Conclusion
Assignment operator in Python is used to assign values to variables, and it comes in different types. The simple assignment operator (=) assigns a value to a variable. The augmented assignment operators (+=, -=, *=, /=, %=, &=, |=, ^=, >>=, <<=) perform a specified operation and assign the result to the same variable in one step. The modulus assignment operator (%) calculates the remainder of a division operation and assigns the result to the same variable. The bitwise assignment operators (&=, |=, ^=, >>=, <<=) perform bitwise operations and assign the result to the same variable. The bitwise right shift assignment operator (>>=) shifts the bits of a variable to the right by a specified number of positions and stores the result in the same variable. The bitwise left shift assignment operator (<<=) shifts the bits of a variable to the left by a specified number of positions and stores the result in the same variable. These operators are useful in simplifying and shortening code that involves assigning and manipulating values in a single step.
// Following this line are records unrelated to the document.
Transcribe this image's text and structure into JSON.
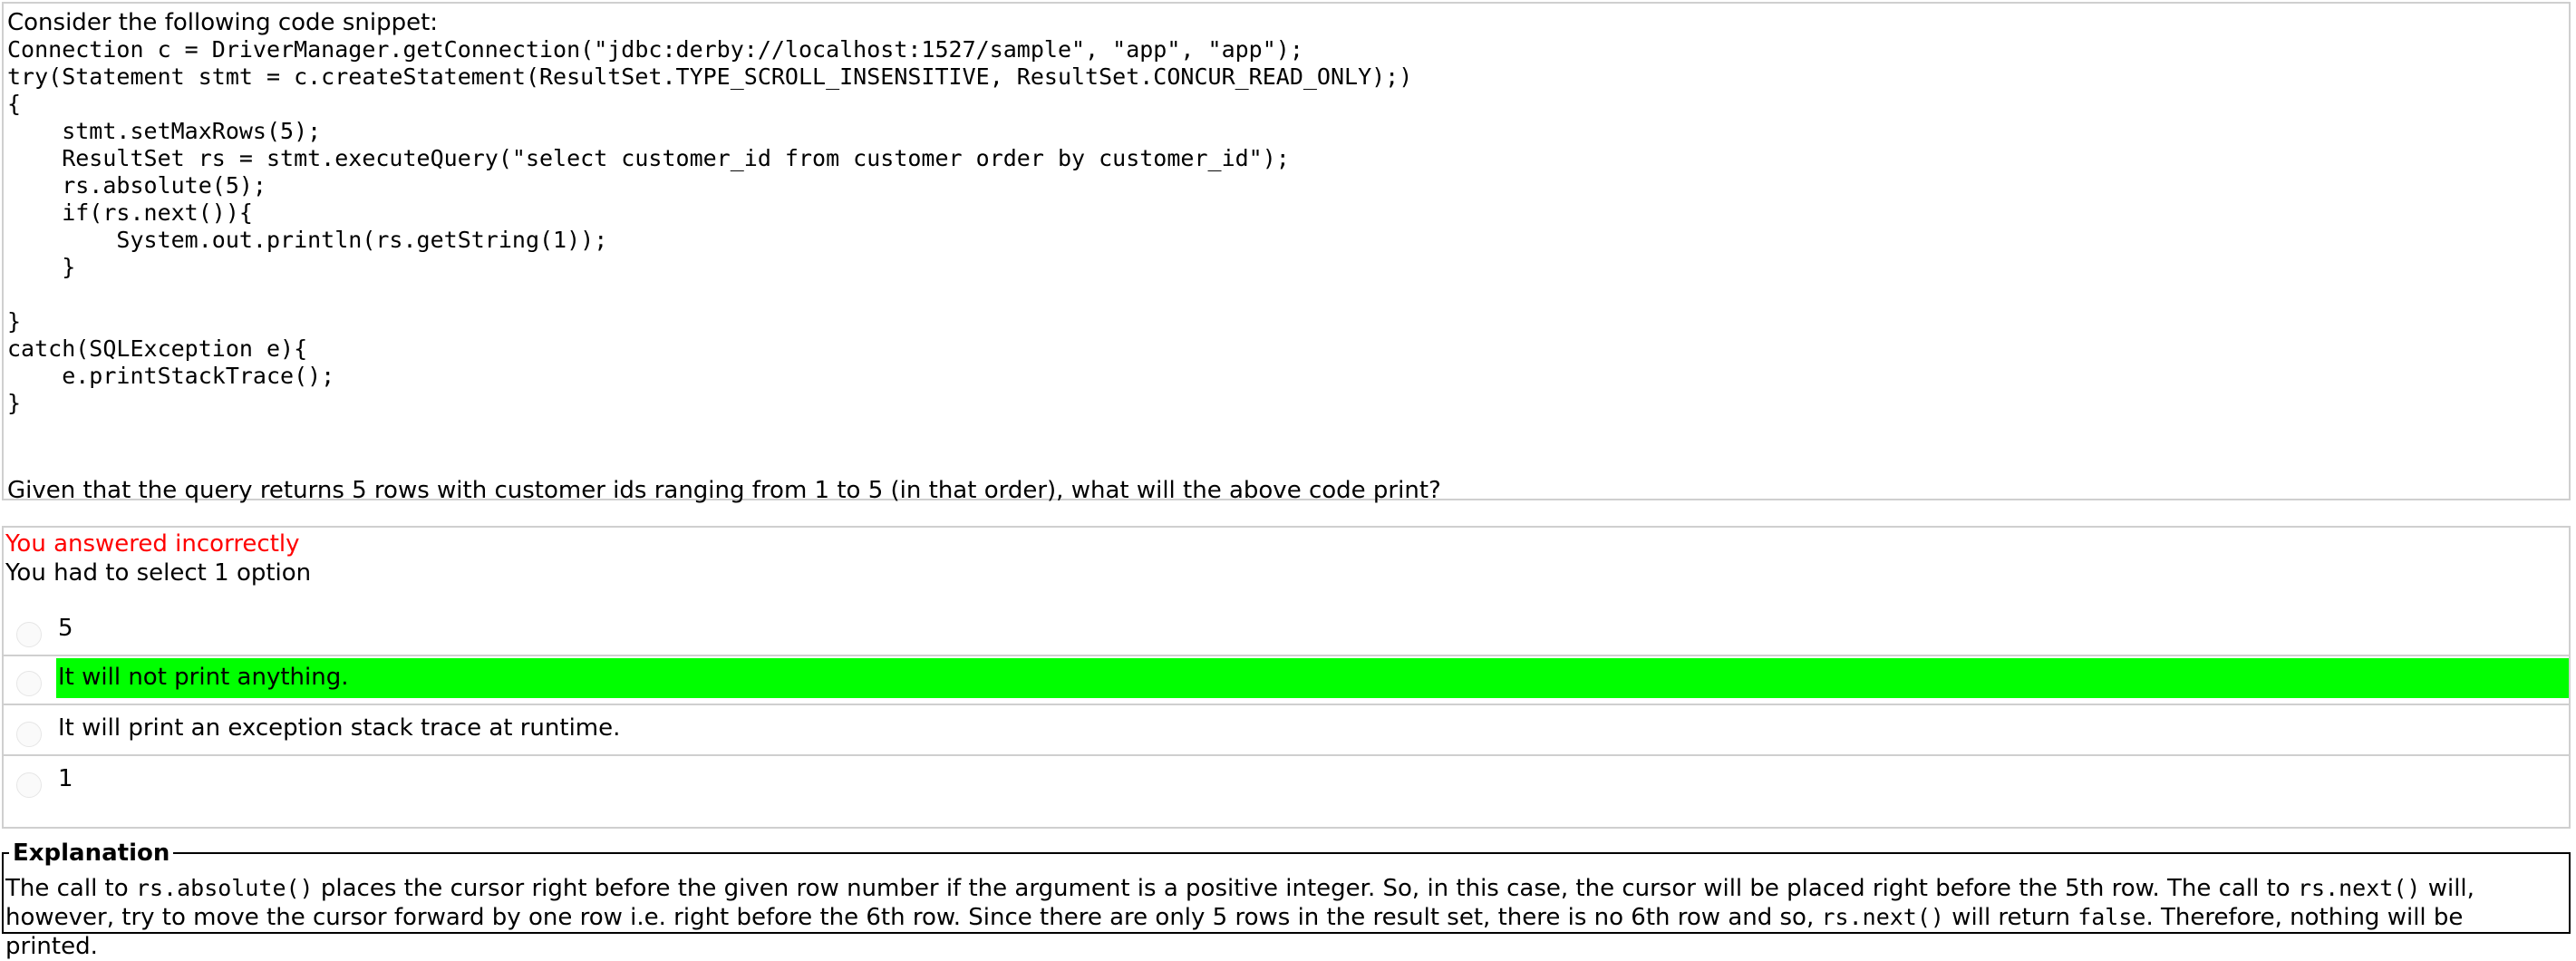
{
  "question": {
    "intro": "Consider the following code snippet:",
    "code_lines": [
      "Connection c = DriverManager.getConnection(\"jdbc:derby://localhost:1527/sample\", \"app\", \"app\");",
      "try(Statement stmt = c.createStatement(ResultSet.TYPE_SCROLL_INSENSITIVE, ResultSet.CONCUR_READ_ONLY);)",
      "{",
      "    stmt.setMaxRows(5);",
      "    ResultSet rs = stmt.executeQuery(\"select customer_id from customer order by customer_id\");",
      "    rs.absolute(5);",
      "    if(rs.next()){",
      "        System.out.println(rs.getString(1));",
      "    }",
      "",
      "}",
      "catch(SQLException e){",
      "    e.printStackTrace();",
      "}"
    ],
    "prompt": "Given that the query returns 5 rows with customer ids ranging from 1 to 5 (in that order), what will the above code print?"
  },
  "answer": {
    "result": "You answered incorrectly",
    "instruction": "You had to select 1 option",
    "options": [
      {
        "label": "5",
        "correct": false
      },
      {
        "label": "It will not print anything.",
        "correct": true
      },
      {
        "label": "It will print an exception stack trace at runtime.",
        "correct": false
      },
      {
        "label": "1",
        "correct": false
      }
    ]
  },
  "explanation": {
    "legend": "Explanation",
    "parts": [
      {
        "text": "The call to ",
        "code": false
      },
      {
        "text": "rs.absolute()",
        "code": true
      },
      {
        "text": " places the cursor right before the given row number if the argument is a positive integer. So, in this case, the cursor will be placed right before the 5th row. The call to ",
        "code": false
      },
      {
        "text": "rs.next()",
        "code": true
      },
      {
        "text": " will, however, try to move the cursor forward by one row i.e. right before the 6th row. Since there are only 5 rows in the result set, there is no 6th row and so, ",
        "code": false
      },
      {
        "text": "rs.next()",
        "code": true
      },
      {
        "text": " will return ",
        "code": false
      },
      {
        "text": "false",
        "code": true
      },
      {
        "text": ". Therefore, nothing will be printed.",
        "code": false
      }
    ]
  },
  "colors": {
    "correct_highlight": "#00ff00",
    "incorrect_text": "#ff0000",
    "border": "#cfcfcf"
  }
}
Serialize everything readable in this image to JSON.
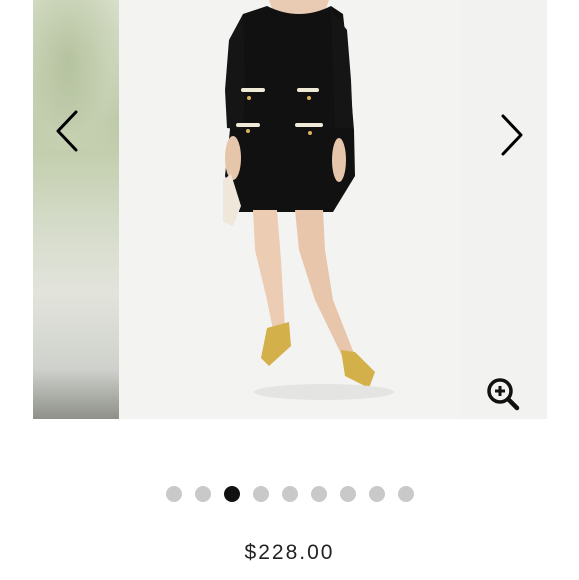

## FAQs

Here are some Frequently Asked Questions on Assignment Operator in Python:

Q1 – Can I use the assignment operator to assign multiple values to multiple variables at once?
Ans – Yes, you can use the assignment operator to assign multiple values to multiple variables at once, separated by commas. For example, "x, y, z = 1, 2, 3" would assign the value 1 to x, 2 to y, and 3 to z.

Q2 – Is it possible to chain assignment operators in Python?
Ans – Yes, you can chain assignment operators in Python to perform multiple operations in one line of code. For example, "x = y = z = 1" would assign the value 1 to all three variables.

Q3 – How do I perform a conditional assignment in Python?
Ans – To perform a conditional assignment in Python, you can use the ternary operator. For example, "x = a (if a > b) else b" would assign the value of a to x if a is greater than b, otherwise it would assign the value of b to x.

Q4 – What happens if I use an undefined variable in an assignment operation in Python?
Ans – If you use an undefined variable in an assignment operation in Python, you will get a NameError. Make sure you have defined the variable before trying to assign a value to it.

Q5 – Can I use assignment operators with non-numeric data types in Python?
Ans – Yes, you can use assignment operators with non-numeric data types in Python, such as strings or lists. For example, "my_list += [4, 5, 6]" would append the values 4, 5, and 6 to the end of the list named my_list.